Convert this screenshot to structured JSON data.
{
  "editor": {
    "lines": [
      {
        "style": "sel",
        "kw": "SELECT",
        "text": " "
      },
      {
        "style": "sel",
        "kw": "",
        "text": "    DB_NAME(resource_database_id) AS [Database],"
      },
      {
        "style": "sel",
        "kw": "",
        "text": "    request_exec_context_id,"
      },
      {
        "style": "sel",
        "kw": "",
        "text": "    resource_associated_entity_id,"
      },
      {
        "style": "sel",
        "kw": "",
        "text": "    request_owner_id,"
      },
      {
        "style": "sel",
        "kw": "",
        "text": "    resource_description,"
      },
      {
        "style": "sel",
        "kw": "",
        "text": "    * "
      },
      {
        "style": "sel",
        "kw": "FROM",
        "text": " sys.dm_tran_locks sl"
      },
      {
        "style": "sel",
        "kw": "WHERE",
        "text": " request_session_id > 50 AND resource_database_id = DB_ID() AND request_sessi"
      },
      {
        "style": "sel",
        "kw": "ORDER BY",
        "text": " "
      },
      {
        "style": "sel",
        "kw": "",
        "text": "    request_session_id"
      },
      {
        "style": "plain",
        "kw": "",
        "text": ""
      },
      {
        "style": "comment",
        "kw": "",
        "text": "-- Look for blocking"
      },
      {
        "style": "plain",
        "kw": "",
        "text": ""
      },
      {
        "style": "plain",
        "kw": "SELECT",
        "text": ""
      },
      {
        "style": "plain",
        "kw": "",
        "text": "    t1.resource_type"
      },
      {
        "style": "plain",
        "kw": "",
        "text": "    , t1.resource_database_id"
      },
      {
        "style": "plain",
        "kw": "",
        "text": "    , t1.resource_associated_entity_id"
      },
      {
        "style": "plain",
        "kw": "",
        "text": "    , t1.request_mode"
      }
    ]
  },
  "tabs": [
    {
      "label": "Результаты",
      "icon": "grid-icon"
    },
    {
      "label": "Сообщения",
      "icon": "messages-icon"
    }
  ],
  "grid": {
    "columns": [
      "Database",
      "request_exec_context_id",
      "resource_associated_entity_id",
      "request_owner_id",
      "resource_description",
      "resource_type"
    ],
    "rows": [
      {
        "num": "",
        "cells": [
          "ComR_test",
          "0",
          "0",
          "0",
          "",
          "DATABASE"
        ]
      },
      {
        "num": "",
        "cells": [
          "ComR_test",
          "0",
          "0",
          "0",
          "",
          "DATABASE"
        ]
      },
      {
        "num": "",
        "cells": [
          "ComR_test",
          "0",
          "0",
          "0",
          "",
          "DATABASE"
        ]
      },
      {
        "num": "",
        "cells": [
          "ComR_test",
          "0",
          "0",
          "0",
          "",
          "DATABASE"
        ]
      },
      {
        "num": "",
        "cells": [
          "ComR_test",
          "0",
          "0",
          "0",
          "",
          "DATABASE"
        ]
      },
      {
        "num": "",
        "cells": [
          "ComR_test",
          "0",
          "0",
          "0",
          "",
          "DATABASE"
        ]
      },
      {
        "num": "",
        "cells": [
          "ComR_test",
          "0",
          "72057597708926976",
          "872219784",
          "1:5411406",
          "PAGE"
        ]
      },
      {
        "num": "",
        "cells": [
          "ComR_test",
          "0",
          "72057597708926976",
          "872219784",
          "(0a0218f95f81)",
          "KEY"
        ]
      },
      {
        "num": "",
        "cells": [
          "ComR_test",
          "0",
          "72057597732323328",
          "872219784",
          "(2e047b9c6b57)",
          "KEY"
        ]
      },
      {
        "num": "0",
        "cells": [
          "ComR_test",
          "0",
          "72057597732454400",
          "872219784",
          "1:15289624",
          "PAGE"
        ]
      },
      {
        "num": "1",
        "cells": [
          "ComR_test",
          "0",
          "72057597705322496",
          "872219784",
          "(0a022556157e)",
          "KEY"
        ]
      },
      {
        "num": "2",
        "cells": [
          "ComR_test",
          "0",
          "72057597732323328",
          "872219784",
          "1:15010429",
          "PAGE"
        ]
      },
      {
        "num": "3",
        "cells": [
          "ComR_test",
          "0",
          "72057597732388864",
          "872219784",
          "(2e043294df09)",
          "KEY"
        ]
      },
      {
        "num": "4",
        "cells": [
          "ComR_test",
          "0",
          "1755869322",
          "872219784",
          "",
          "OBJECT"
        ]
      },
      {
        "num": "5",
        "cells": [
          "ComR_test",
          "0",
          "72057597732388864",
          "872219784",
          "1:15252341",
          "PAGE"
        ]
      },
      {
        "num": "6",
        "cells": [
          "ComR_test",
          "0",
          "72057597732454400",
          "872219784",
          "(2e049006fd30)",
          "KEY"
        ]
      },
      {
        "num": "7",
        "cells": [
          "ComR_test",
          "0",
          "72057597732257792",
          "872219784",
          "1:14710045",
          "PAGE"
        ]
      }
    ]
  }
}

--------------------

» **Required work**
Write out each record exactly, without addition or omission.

» **Answer for the task**
Convert this screenshot to structured JSON data.
{
  "editor": {
    "lines": [
      {
        "style": "sel",
        "kw": "SELECT",
        "text": " "
      },
      {
        "style": "sel",
        "kw": "",
        "text": "    DB_NAME(resource_database_id) AS [Database],"
      },
      {
        "style": "sel",
        "kw": "",
        "text": "    request_exec_context_id,"
      },
      {
        "style": "sel",
        "kw": "",
        "text": "    resource_associated_entity_id,"
      },
      {
        "style": "sel",
        "kw": "",
        "text": "    request_owner_id,"
      },
      {
        "style": "sel",
        "kw": "",
        "text": "    resource_description,"
      },
      {
        "style": "sel",
        "kw": "",
        "text": "    * "
      },
      {
        "style": "sel",
        "kw": "FROM",
        "text": " sys.dm_tran_locks sl"
      },
      {
        "style": "sel",
        "kw": "WHERE",
        "text": " request_session_id > 50 AND resource_database_id = DB_ID() AND request_sessi"
      },
      {
        "style": "sel",
        "kw": "ORDER BY",
        "text": " "
      },
      {
        "style": "sel",
        "kw": "",
        "text": "    request_session_id"
      },
      {
        "style": "plain",
        "kw": "",
        "text": ""
      },
      {
        "style": "comment",
        "kw": "",
        "text": "-- Look for blocking"
      },
      {
        "style": "plain",
        "kw": "",
        "text": ""
      },
      {
        "style": "plain",
        "kw": "SELECT",
        "text": ""
      },
      {
        "style": "plain",
        "kw": "",
        "text": "    t1.resource_type"
      },
      {
        "style": "plain",
        "kw": "",
        "text": "    , t1.resource_database_id"
      },
      {
        "style": "plain",
        "kw": "",
        "text": "    , t1.resource_associated_entity_id"
      },
      {
        "style": "plain",
        "kw": "",
        "text": "    , t1.request_mode"
      }
    ]
  },
  "tabs": [
    {
      "label": "Результаты",
      "icon": "grid-icon"
    },
    {
      "label": "Сообщения",
      "icon": "messages-icon"
    }
  ],
  "grid": {
    "columns": [
      "Database",
      "request_exec_context_id",
      "resource_associated_entity_id",
      "request_owner_id",
      "resource_description",
      "resource_type"
    ],
    "rows": [
      {
        "num": "",
        "cells": [
          "ComR_test",
          "0",
          "0",
          "0",
          "",
          "DATABASE"
        ]
      },
      {
        "num": "",
        "cells": [
          "ComR_test",
          "0",
          "0",
          "0",
          "",
          "DATABASE"
        ]
      },
      {
        "num": "",
        "cells": [
          "ComR_test",
          "0",
          "0",
          "0",
          "",
          "DATABASE"
        ]
      },
      {
        "num": "",
        "cells": [
          "ComR_test",
          "0",
          "0",
          "0",
          "",
          "DATABASE"
        ]
      },
      {
        "num": "",
        "cells": [
          "ComR_test",
          "0",
          "0",
          "0",
          "",
          "DATABASE"
        ]
      },
      {
        "num": "",
        "cells": [
          "ComR_test",
          "0",
          "0",
          "0",
          "",
          "DATABASE"
        ]
      },
      {
        "num": "",
        "cells": [
          "ComR_test",
          "0",
          "72057597708926976",
          "872219784",
          "1:5411406",
          "PAGE"
        ]
      },
      {
        "num": "",
        "cells": [
          "ComR_test",
          "0",
          "72057597708926976",
          "872219784",
          "(0a0218f95f81)",
          "KEY"
        ]
      },
      {
        "num": "",
        "cells": [
          "ComR_test",
          "0",
          "72057597732323328",
          "872219784",
          "(2e047b9c6b57)",
          "KEY"
        ]
      },
      {
        "num": "0",
        "cells": [
          "ComR_test",
          "0",
          "72057597732454400",
          "872219784",
          "1:15289624",
          "PAGE"
        ]
      },
      {
        "num": "1",
        "cells": [
          "ComR_test",
          "0",
          "72057597705322496",
          "872219784",
          "(0a022556157e)",
          "KEY"
        ]
      },
      {
        "num": "2",
        "cells": [
          "ComR_test",
          "0",
          "72057597732323328",
          "872219784",
          "1:15010429",
          "PAGE"
        ]
      },
      {
        "num": "3",
        "cells": [
          "ComR_test",
          "0",
          "72057597732388864",
          "872219784",
          "(2e043294df09)",
          "KEY"
        ]
      },
      {
        "num": "4",
        "cells": [
          "ComR_test",
          "0",
          "1755869322",
          "872219784",
          "",
          "OBJECT"
        ]
      },
      {
        "num": "5",
        "cells": [
          "ComR_test",
          "0",
          "72057597732388864",
          "872219784",
          "1:15252341",
          "PAGE"
        ]
      },
      {
        "num": "6",
        "cells": [
          "ComR_test",
          "0",
          "72057597732454400",
          "872219784",
          "(2e049006fd30)",
          "KEY"
        ]
      },
      {
        "num": "7",
        "cells": [
          "ComR_test",
          "0",
          "72057597732257792",
          "872219784",
          "1:14710045",
          "PAGE"
        ]
      }
    ]
  }
}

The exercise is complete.